Indo-Pak Talks:The Insoluble Equation

27 Nov, 1998    ·   163

A. K. Verma says "it is going to be a long wait before the mood in Pakistan towards India undergoes a change. Another half century may not be enough"

The Indo Pak talks in November 98 have again demonstrated that their relations are doomed by an irresolvable equation. A genius will be required to resolve the complexities of India Pakistan relations. And the time factor will be remain indeterminate. Unfortunately, these complexities are becoming worse. New factors are creeping in that make the task more difficult.
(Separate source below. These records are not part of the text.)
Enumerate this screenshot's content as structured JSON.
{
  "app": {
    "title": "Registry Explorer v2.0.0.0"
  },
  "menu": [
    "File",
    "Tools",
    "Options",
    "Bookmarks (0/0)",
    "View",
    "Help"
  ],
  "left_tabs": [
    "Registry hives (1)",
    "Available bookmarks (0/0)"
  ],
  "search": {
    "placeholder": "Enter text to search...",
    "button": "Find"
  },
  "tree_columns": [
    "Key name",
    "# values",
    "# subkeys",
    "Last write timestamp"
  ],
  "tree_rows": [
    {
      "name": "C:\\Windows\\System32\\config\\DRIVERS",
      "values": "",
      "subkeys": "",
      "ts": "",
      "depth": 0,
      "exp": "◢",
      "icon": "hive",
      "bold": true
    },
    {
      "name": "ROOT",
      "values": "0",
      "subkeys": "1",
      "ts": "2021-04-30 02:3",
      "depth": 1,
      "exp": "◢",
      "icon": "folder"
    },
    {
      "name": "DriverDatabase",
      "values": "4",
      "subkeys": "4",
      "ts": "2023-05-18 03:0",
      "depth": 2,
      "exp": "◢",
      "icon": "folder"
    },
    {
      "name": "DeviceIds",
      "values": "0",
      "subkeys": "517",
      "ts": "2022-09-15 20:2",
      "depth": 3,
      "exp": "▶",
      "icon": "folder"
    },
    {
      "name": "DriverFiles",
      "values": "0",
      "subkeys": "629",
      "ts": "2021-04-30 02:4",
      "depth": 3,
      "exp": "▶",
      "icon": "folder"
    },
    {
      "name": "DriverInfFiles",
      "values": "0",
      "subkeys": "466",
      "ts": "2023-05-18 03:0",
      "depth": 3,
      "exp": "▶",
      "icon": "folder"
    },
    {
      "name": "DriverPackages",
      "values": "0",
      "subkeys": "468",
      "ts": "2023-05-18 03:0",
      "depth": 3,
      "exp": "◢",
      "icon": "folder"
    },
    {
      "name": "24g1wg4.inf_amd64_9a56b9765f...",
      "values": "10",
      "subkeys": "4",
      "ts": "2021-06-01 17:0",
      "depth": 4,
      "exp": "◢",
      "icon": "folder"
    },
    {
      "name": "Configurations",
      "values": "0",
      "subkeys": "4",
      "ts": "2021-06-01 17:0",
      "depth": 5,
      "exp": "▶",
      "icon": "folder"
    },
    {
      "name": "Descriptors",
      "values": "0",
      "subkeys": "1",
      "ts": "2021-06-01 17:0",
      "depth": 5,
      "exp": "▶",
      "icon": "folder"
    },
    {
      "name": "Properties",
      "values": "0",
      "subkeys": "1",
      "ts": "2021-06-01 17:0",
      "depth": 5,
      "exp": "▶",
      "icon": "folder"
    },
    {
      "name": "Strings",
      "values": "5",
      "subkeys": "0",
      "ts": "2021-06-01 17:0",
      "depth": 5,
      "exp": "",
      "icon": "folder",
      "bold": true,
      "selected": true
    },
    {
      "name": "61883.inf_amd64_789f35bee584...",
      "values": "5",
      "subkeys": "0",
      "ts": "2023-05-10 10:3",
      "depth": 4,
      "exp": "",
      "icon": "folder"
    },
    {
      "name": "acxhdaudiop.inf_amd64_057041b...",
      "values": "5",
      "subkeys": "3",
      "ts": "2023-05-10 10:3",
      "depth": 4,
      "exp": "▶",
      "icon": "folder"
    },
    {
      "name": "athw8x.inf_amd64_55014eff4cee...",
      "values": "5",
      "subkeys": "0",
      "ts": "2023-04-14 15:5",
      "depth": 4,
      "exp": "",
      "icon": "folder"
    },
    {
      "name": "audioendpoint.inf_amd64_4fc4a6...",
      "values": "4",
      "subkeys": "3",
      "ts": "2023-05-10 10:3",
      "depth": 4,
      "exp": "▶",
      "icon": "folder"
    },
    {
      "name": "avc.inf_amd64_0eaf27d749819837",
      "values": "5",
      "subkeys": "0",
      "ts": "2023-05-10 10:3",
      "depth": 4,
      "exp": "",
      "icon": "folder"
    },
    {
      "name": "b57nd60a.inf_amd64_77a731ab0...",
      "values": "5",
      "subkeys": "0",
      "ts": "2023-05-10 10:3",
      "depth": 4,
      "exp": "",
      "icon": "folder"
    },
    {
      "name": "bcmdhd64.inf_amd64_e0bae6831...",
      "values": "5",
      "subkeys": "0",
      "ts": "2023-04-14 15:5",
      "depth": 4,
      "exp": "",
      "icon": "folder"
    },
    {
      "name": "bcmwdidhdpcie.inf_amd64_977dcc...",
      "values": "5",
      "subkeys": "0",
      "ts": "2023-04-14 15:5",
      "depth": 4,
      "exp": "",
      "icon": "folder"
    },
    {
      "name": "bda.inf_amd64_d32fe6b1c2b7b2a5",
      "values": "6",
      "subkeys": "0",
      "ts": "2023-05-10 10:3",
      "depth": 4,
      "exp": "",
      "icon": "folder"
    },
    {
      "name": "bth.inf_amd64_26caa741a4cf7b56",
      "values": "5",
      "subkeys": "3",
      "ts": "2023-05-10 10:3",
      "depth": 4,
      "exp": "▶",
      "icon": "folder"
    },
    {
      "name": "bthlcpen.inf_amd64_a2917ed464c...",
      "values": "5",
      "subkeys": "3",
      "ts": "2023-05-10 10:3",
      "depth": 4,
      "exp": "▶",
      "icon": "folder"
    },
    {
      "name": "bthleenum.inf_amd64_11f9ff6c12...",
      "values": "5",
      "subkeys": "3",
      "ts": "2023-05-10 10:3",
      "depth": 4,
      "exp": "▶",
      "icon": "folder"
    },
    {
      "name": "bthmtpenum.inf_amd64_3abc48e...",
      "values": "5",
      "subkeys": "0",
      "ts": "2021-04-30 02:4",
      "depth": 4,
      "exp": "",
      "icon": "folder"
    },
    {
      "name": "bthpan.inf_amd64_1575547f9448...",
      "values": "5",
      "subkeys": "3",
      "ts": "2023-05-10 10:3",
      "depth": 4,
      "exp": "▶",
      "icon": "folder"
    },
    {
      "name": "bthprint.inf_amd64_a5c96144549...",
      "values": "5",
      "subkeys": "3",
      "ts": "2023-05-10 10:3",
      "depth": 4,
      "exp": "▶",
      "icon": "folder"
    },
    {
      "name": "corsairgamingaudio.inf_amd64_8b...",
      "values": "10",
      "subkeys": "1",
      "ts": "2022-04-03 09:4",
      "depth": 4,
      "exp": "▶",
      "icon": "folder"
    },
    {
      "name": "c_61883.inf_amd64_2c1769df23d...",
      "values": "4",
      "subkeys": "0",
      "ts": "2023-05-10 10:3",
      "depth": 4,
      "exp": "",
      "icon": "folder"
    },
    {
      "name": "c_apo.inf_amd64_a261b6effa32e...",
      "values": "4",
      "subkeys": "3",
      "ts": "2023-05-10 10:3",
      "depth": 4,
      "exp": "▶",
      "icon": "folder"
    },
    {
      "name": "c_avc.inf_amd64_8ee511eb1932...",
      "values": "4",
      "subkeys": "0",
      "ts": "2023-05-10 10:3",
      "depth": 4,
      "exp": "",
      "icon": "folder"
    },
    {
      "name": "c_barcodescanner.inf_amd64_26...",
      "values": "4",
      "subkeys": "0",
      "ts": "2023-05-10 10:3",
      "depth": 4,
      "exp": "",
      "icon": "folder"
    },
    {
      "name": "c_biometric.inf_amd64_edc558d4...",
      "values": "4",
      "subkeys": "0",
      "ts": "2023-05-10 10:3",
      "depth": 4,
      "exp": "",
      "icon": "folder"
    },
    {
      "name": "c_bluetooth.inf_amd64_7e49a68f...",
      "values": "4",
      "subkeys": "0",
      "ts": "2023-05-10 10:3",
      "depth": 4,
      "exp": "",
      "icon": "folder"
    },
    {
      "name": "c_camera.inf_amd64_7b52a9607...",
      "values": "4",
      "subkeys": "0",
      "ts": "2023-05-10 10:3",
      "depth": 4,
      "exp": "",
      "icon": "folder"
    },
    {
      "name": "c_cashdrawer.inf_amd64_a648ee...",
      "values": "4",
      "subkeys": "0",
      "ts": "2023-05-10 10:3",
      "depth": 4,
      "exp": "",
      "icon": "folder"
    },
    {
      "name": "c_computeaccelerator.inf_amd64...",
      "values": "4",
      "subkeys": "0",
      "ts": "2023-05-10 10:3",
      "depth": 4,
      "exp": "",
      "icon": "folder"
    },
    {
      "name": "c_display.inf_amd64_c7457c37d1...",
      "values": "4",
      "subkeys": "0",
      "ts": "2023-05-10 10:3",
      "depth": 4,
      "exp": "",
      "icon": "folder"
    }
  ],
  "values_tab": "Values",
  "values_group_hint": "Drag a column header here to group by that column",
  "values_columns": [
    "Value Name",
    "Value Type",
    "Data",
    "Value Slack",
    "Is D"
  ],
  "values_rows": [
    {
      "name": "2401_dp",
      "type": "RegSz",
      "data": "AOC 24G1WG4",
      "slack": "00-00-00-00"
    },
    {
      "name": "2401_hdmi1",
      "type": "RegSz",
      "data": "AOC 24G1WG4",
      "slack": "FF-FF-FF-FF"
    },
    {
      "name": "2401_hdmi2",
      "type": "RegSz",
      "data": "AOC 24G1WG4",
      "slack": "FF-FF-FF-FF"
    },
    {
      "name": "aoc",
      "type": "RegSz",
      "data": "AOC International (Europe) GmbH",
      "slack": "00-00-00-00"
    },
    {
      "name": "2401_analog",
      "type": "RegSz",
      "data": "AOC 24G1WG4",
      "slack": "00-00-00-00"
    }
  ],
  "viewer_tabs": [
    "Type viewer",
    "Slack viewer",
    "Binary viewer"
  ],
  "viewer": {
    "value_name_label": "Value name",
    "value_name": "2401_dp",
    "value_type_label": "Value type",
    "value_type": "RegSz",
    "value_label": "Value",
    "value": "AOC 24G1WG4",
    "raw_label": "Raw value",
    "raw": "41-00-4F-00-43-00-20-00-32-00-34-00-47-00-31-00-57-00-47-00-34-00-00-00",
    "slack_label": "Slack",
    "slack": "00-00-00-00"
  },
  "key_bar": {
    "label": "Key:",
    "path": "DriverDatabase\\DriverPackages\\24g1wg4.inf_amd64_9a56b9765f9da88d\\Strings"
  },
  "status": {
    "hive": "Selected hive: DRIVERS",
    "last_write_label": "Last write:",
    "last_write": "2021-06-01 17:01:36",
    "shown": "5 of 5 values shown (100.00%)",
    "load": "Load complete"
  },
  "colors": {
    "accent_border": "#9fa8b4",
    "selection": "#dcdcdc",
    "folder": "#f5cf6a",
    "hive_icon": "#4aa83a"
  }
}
The roots of the problem are to be found in the very basis on which the two new nations India and Pakistan were carved from British India. India evolved into a democratic and secular state. Its concerns are largely related to development and social transformation .Its parliamentary mechanism and constitution; guarantees allow dissent. In Pakistan , on the other hand, some of the fundamentals of a national architecture are missing. Its own choice to remain a theocratic state imposes on it anawesome burden


Kashmir , therefore, becomes the issue over which Pakistan cannot compromise. The fundamentalists in the country includes influential sections of the armed forces; they will not let any government in Pakistan stay in power if it appeared that a compromise on Kashmir was in the offing. The reactions in India over such a possibility would be no less explosives. Any government in India , which displays any responsiveness to the idea of a trade off, is likely to have the entire opposition at its throat. Nevertheless responsible political and military opinion in both the countries believes that concessions and adjustments are unavoidable to progress the relations between the two countries.


Today Pakistan is paying the price for its policies on Kashmir . Its military expenditure has long reached unbearable levels. Its pursuit of a nuclear deterrent can be traced to its sense of insecurity over Kashmir . Its nuclear explosions of May 98 were predicated by the same approach, and its consequent policies have landed it into a state of virtual bankruptcy. The American pressures are ironically compelling it to move further in the direction of religious fundamentalism. Yet, no government in Pakistan has teen able to dismount from the tiger of Kashmir for fearing of being devoured.


The costs to India are manageable and, therefore, do not impose an imperative for a change in policy. The Pakistanis can see all this but keep hoping that some miracle will alter the situation to their advantage.


The nuclear explosions of May 98, seen by the Americans as an affront to their non-proliferation policies, have given Pakistan a new opportunity to put Kashmir at the center stage of world attention as a potential area for tension. The reactions of the UN-Security Council, P-5 and G-8, apart from President Mandela of South Africa and UN Secretary General Kofi Annan, have bolstered Pakistani spirits against this back


The Pakistani delegation for the November 98 talks could only had one brief viz. to harp on the need for peace and security in the context of Kashmir and not to allow progress on any other matter. And this is exactly what happened. The talks were not intended to have any results. Yet they would be continued for the benefit of international observers.


This is clearly visible from the reported discussions in November 98 on Siachen and economic co-operation. The stand off in the icy barrens of Siachen is to nobody's advantage and should be called off. Pakistan rejected Indian confidence building measures for stopping mortar and artillery exchanges.  The Line of Actual Control in Kashmir ends at point NJ 9842 and beyond that is supposed to run northwards. At one time, the Pakistani leadership was willing to abide by this imaginary line northwards byond NJ 9842, but is no longer willing to do so. Further, Pakistan is bound to extend to India the MFN status under WTO regulations. However, Pakistan has not responded to the Indian gesture of giving this status to Pakistan .


Perhaps the only positive gains from the Nov 98 talks were the agreements to allow a bus service between Lahore and Delhi and to examine the sale of power by Pakistan to India . But it should not surprise anyone if Pakistan ultimately finds itself without the political will to push through these two innocuous arrangements.


The other issues at the talks viz. Wullar Barrage. Tulbul navigation Project and Sir Creek only needed technical clarifications and adjustments. But the Pakistan brief was not to allow any headway. The remaining question was of terrorism and proxy war. As expected, Pakistan denied any role in it.


It is going to be a long wait before the mood in Pakistan towards India undergoes a change. Another half century may not be enough.